ABOUT THIS TASK
Whenever "Actions" appears in a line, please copy that line from the data.

####

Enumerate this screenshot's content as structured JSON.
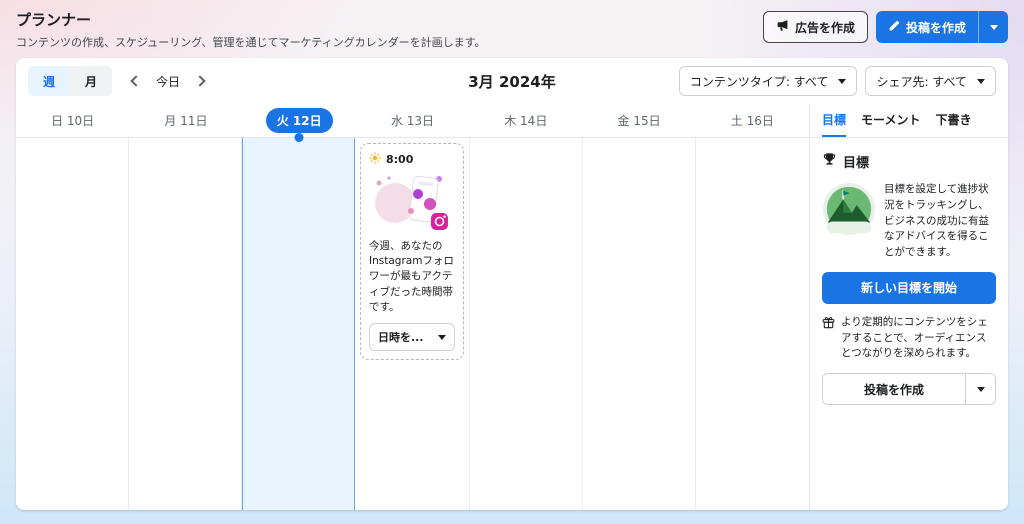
{
  "page": {
    "title": "プランナー",
    "subtitle": "コンテンツの作成、スケジューリング、管理を通じてマーケティングカレンダーを計画します。"
  },
  "header": {
    "create_ad_label": "広告を作成",
    "create_post_label": "投稿を作成"
  },
  "toolbar": {
    "week_label": "週",
    "month_label": "月",
    "today_label": "今日",
    "month_title": "3月 2024年",
    "content_type_filter": "コンテンツタイプ: すべて",
    "share_target_filter": "シェア先: すべて"
  },
  "calendar": {
    "day_headers": [
      "日 10日",
      "月 11日",
      "火 12日",
      "水 13日",
      "木 14日",
      "金 15日",
      "土 16日"
    ],
    "active_day": "火 12日",
    "suggestion_card": {
      "time": "8:00",
      "message": "今週、あなたのInstagramフォロワーが最もアクティブだった時間帯です。",
      "datetime_dropdown_label": "日時を..."
    }
  },
  "sidebar": {
    "tabs": [
      "目標",
      "モーメント",
      "下書き"
    ],
    "goals": {
      "heading": "目標",
      "description": "目標を設定して進捗状況をトラッキングし、ビジネスの成功に有益なアドバイスを得ることができます。",
      "start_goal_button": "新しい目標を開始",
      "tip": "より定期的にコンテンツをシェアすることで、オーディエンスとつながりを深められます。",
      "create_post_button": "投稿を作成"
    }
  },
  "colors": {
    "accent_blue": "#1b74e4",
    "active_day_bg": "#e8f3fd",
    "goal_green": "#2f9e44"
  }
}
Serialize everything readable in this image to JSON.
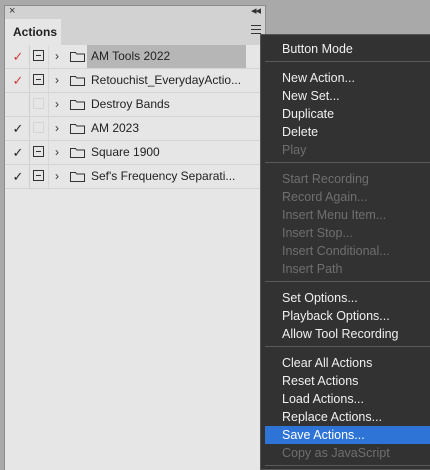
{
  "panel": {
    "close_glyph": "×",
    "collapse_glyph": "◂◂",
    "tab_label": "Actions",
    "sets": [
      {
        "check": "✓",
        "check_color": "#d43c3c",
        "dialog": true,
        "name": "AM Tools 2022",
        "selected": true
      },
      {
        "check": "✓",
        "check_color": "#d43c3c",
        "dialog": true,
        "name": "Retouchist_EverydayActio...",
        "selected": false
      },
      {
        "check": "",
        "check_color": "#222222",
        "dialog": false,
        "name": "Destroy Bands",
        "selected": false
      },
      {
        "check": "✓",
        "check_color": "#222222",
        "dialog": false,
        "name": "AM 2023",
        "selected": false
      },
      {
        "check": "✓",
        "check_color": "#222222",
        "dialog": true,
        "name": "Square 1900",
        "selected": false
      },
      {
        "check": "✓",
        "check_color": "#222222",
        "dialog": true,
        "name": "Sef's Frequency Separati...",
        "selected": false
      }
    ]
  },
  "menu": {
    "items": [
      {
        "label": "Button Mode",
        "enabled": true
      },
      {
        "label": "New Action...",
        "enabled": true
      },
      {
        "label": "New Set...",
        "enabled": true
      },
      {
        "label": "Duplicate",
        "enabled": true
      },
      {
        "label": "Delete",
        "enabled": true
      },
      {
        "label": "Play",
        "enabled": false
      },
      {
        "label": "Start Recording",
        "enabled": false
      },
      {
        "label": "Record Again...",
        "enabled": false
      },
      {
        "label": "Insert Menu Item...",
        "enabled": false
      },
      {
        "label": "Insert Stop...",
        "enabled": false
      },
      {
        "label": "Insert Conditional...",
        "enabled": false
      },
      {
        "label": "Insert Path",
        "enabled": false
      },
      {
        "label": "Set Options...",
        "enabled": true
      },
      {
        "label": "Playback Options...",
        "enabled": true
      },
      {
        "label": "Allow Tool Recording",
        "enabled": true
      },
      {
        "label": "Clear All Actions",
        "enabled": true
      },
      {
        "label": "Reset Actions",
        "enabled": true
      },
      {
        "label": "Load Actions...",
        "enabled": true
      },
      {
        "label": "Replace Actions...",
        "enabled": true
      },
      {
        "label": "Save Actions...",
        "enabled": true,
        "highlighted": true
      },
      {
        "label": "Copy as JavaScript",
        "enabled": false
      }
    ]
  },
  "colors": {
    "highlight": "#2e74d6",
    "menu_bg": "#323232",
    "panel_bg": "#e6e6e6",
    "selected_row": "#b6b6b6"
  }
}
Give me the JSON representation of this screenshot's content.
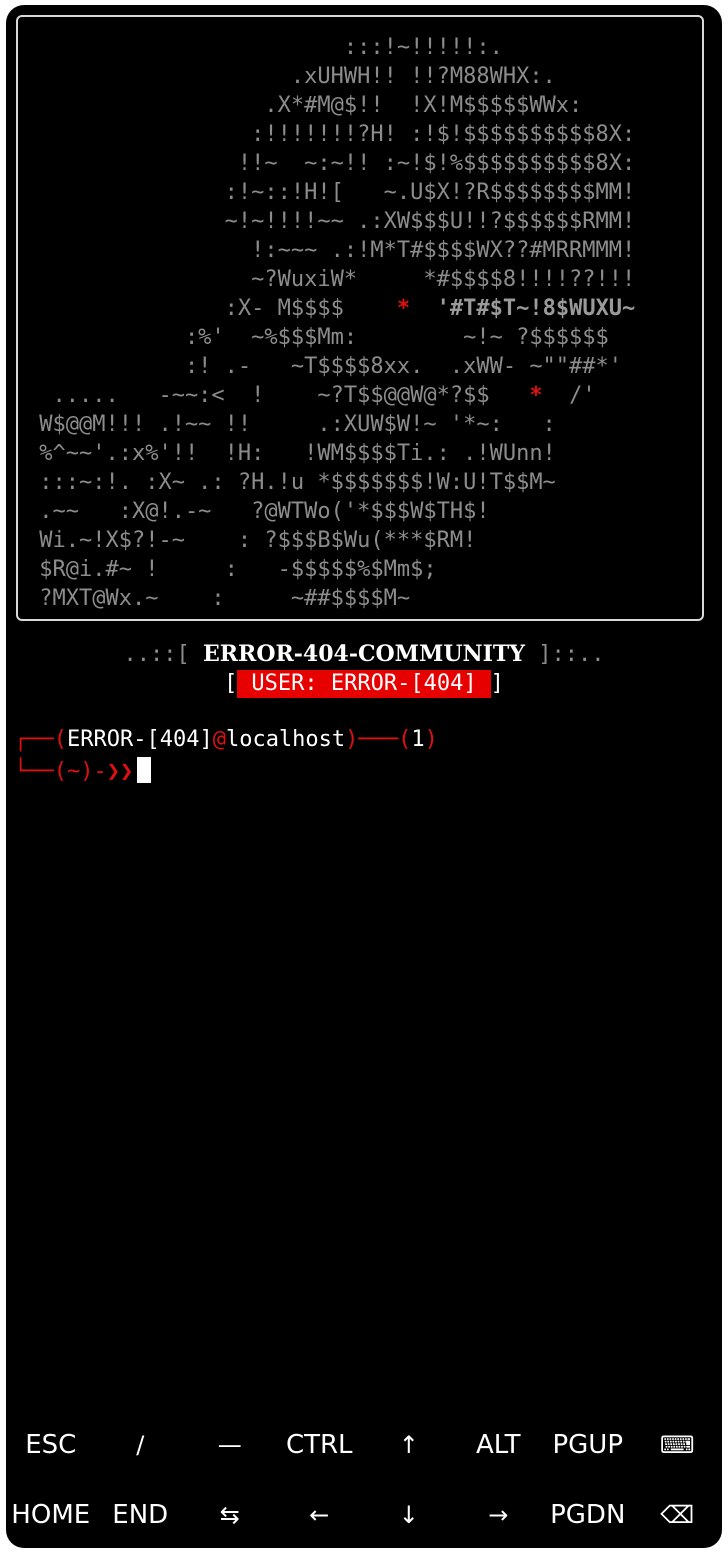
{
  "ascii_art": {
    "lines": [
      [
        {
          "t": "                        :::!~!!!!!:."
        }
      ],
      [
        {
          "t": "                    .xUHWH!! !!?M88WHX:."
        }
      ],
      [
        {
          "t": "                  .X*#M@$!!  !X!M$$$$$WWx:"
        }
      ],
      [
        {
          "t": "                 :!!!!!!!?H! :!$!$$$$$$$$$$8X:"
        }
      ],
      [
        {
          "t": "                !!~  ~:~!! :~!$!%$$$$$$$$$$8X:"
        }
      ],
      [
        {
          "t": "               :!~::!H![   ~.U$X!?R$$$$$$$$MM!"
        }
      ],
      [
        {
          "t": "               ~!~!!!!~~ .:XW$$$U!!?$$$$$$RMM!"
        }
      ],
      [
        {
          "t": "                 !:~~~ .:!M*T#$$$$WX??#MRRMMM!"
        }
      ],
      [
        {
          "t": "                 ~?WuxiW*     *#$$$$8!!!!??!!!"
        }
      ],
      [
        {
          "t": "               :X- M$$$$    "
        },
        {
          "t": "*",
          "c": "red"
        },
        {
          "t": "  "
        },
        {
          "t": "'#T#$T~!8$WUXU~",
          "c": "bold"
        }
      ],
      [
        {
          "t": "            :%'  ~%$$$Mm:        ~!~ ?$$$$$$"
        }
      ],
      [
        {
          "t": "            :! .-   ~T$$$$8xx.  .xWW- ~\"\"##*'"
        }
      ],
      [
        {
          "t": "  .....   -~~:<  !    ~?T$$@@W@*?$$   "
        },
        {
          "t": "*",
          "c": "red"
        },
        {
          "t": "  /'"
        }
      ],
      [
        {
          "t": " W$@@M!!! .!~~ !!     .:XUW$W!~ '*~:   :"
        }
      ],
      [
        {
          "t": " %^~~'.:x%'!!  !H:   !WM$$$$Ti.: .!WUnn!"
        }
      ],
      [
        {
          "t": " :::~:!. :X~ .: ?H.!u *$$$$$$$!W:U!T$$M~"
        }
      ],
      [
        {
          "t": " .~~   :X@!.-~   ?@WTWo('*$$$W$TH$!"
        }
      ],
      [
        {
          "t": " Wi.~!X$?!-~    : ?$$$B$Wu(***$RM!"
        }
      ],
      [
        {
          "t": " $R@i.#~ !     :   -$$$$$%$Mm$;"
        }
      ],
      [
        {
          "t": " ?MXT@Wx.~    :     ~##$$$$M~"
        }
      ]
    ]
  },
  "banner": {
    "left_deco": "..::[ ",
    "title": "ERROR-404-COMMUNITY",
    "right_deco": " ]::..",
    "bracket_open": "[",
    "user_label": "USER: ERROR-[404]",
    "bracket_close": "]"
  },
  "prompt": {
    "line1_corner": "┌──",
    "open_paren": "(",
    "user": "ERROR-[404]",
    "at": "@",
    "host": "localhost",
    "close_paren": ")",
    "dash": "───",
    "count_open": "(",
    "count": "1",
    "count_close": ")",
    "line2_corner": "└──",
    "dir_open": "(",
    "dir": "~",
    "dir_close": ")",
    "arrow": "-❯❯"
  },
  "extra_keys": {
    "row1": [
      {
        "label": "ESC",
        "name": "esc-key"
      },
      {
        "label": "/",
        "name": "slash-key"
      },
      {
        "label": "—",
        "name": "dash-key"
      },
      {
        "label": "CTRL",
        "name": "ctrl-key"
      },
      {
        "label": "↑",
        "name": "arrow-up-key"
      },
      {
        "label": "ALT",
        "name": "alt-key"
      },
      {
        "label": "PGUP",
        "name": "pgup-key"
      },
      {
        "label": "⌨",
        "name": "keyboard-icon"
      }
    ],
    "row2": [
      {
        "label": "HOME",
        "name": "home-key"
      },
      {
        "label": "END",
        "name": "end-key"
      },
      {
        "label": "⇆",
        "name": "tab-key"
      },
      {
        "label": "←",
        "name": "arrow-left-key"
      },
      {
        "label": "↓",
        "name": "arrow-down-key"
      },
      {
        "label": "→",
        "name": "arrow-right-key"
      },
      {
        "label": "PGDN",
        "name": "pgdn-key"
      },
      {
        "label": "⌫",
        "name": "backspace-icon"
      }
    ]
  },
  "colors": {
    "background": "#000000",
    "accent_red": "#e01010",
    "banner_red": "#e60000",
    "art_gray": "#8c8c8c"
  }
}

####

ANSWER BOX
    "tab_label": "Actions",
        "label": "Clear All Actions",
        "label": "Reset Actions",
        "label": "Load Actions...",
        "label": "Replace Actions...",
        "label": "Save Actions...",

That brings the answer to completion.